The Independent reports that Platform A has leaked 1,134 gallons of oil into the Santa Barbara Channel, as of early this morning. An oil slick 1.5 miles long and 2,000 feet wide is drifting toward Ventura County. As the Independent points out, Platform A was the site of the massive 1969 spill that galvanized the environmental movement of the time, including the first celebration of Earth Day.
The Coastal Commission meets next week to decide the fate of San Onofre State Park and the Trestles point break. Some developer people have submitted a plan to build a toll road, passing behind San Clemente and directly through San Onofre State Park, the fifth most visited State Park in Cali. If approved, the highway would cut off 60 percent of Park. Clicky the pic at left to see the before and after (artist’s rendering) shots of the project posted by the good people at Surfline.

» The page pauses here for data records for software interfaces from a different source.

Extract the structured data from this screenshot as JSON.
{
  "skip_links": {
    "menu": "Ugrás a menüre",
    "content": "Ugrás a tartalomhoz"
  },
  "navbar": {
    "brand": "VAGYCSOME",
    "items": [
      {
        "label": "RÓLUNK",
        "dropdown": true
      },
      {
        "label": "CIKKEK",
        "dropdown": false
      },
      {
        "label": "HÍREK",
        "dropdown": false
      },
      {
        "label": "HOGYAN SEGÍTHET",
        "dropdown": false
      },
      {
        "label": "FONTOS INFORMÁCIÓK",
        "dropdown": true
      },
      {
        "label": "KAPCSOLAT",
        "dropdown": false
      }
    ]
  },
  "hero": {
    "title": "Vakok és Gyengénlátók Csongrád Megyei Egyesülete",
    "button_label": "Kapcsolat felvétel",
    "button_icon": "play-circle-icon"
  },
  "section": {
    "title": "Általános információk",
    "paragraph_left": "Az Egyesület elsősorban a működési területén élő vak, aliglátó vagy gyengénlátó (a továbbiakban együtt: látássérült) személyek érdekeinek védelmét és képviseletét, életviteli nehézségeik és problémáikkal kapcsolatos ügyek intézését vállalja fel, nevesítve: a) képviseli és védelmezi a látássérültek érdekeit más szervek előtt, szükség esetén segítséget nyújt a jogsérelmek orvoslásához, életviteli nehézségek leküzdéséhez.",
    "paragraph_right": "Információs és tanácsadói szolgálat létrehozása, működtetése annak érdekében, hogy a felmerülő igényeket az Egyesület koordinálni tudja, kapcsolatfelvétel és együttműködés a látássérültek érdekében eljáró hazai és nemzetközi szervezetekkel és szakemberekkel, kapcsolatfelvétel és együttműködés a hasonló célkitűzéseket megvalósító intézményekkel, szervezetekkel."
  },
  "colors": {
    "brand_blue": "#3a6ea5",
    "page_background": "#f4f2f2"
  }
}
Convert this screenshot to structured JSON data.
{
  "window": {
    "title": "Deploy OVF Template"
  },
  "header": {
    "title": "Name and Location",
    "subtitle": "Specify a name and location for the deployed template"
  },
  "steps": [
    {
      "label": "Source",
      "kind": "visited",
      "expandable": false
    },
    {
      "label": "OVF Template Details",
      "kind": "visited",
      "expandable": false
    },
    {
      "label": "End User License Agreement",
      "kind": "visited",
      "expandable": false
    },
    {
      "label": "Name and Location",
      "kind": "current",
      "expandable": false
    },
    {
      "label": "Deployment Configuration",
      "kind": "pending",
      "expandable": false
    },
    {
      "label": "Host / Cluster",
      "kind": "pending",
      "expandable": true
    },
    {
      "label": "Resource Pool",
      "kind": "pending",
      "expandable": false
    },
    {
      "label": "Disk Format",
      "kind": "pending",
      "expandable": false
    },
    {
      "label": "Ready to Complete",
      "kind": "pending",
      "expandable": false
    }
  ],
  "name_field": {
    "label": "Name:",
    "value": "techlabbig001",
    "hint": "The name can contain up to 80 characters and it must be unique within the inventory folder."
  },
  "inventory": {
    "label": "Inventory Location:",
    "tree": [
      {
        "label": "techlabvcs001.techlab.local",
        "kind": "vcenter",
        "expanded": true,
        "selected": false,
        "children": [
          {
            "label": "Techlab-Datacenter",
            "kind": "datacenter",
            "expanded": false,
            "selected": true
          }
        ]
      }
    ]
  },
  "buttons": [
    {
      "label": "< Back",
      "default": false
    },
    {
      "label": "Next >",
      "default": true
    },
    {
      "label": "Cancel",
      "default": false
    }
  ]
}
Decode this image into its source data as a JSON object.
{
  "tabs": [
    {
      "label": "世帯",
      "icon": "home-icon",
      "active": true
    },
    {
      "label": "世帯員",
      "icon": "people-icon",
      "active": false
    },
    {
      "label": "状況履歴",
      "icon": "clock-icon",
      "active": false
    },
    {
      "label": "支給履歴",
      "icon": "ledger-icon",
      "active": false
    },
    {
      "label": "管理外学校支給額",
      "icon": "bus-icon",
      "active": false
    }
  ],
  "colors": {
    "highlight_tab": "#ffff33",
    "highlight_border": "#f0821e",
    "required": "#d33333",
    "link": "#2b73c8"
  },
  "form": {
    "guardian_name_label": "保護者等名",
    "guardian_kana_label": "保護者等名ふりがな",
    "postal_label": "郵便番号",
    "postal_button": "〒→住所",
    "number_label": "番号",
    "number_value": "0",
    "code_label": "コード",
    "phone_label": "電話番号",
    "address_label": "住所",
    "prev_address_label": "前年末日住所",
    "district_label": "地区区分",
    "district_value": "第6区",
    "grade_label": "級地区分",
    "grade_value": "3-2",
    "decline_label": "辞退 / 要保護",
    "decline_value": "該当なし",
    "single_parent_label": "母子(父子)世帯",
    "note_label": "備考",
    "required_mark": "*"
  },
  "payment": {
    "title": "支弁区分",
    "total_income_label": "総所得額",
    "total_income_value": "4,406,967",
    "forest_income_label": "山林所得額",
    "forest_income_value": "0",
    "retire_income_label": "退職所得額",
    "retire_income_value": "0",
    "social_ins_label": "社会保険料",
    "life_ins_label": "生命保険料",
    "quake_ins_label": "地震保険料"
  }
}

What’s a freeway got to do with a surf break? Trestles is a point, created and nourished by San Mateo Creek, a creek that the new chunk of concrete would largely cover. A point break needs its river to survive. Orphaned from the creek, the point stops working, because the silty rocky bits that keep the waves breaking all the way down the point are no longer replenished by the flow of the creek. Build the highway, lose the break. Simple.
Governor Arnie has signalled his support for the project, but the Coastal Commission has to approve it. The company building the freeway likely bought Arnie’s support with their offer of a one-time $100 million offset payment, designed to compensate for the lost State Park lands. Surfrider is rocking it hard to convince the Commissioner guys that this is the wrong freeway in the wrong place. See what they have to say to the notion of selling off the State Park in this recent interview.
Surfrider has also posted an online petition thingy.
Me? I think SoCali already has far too many freeways. Far too many.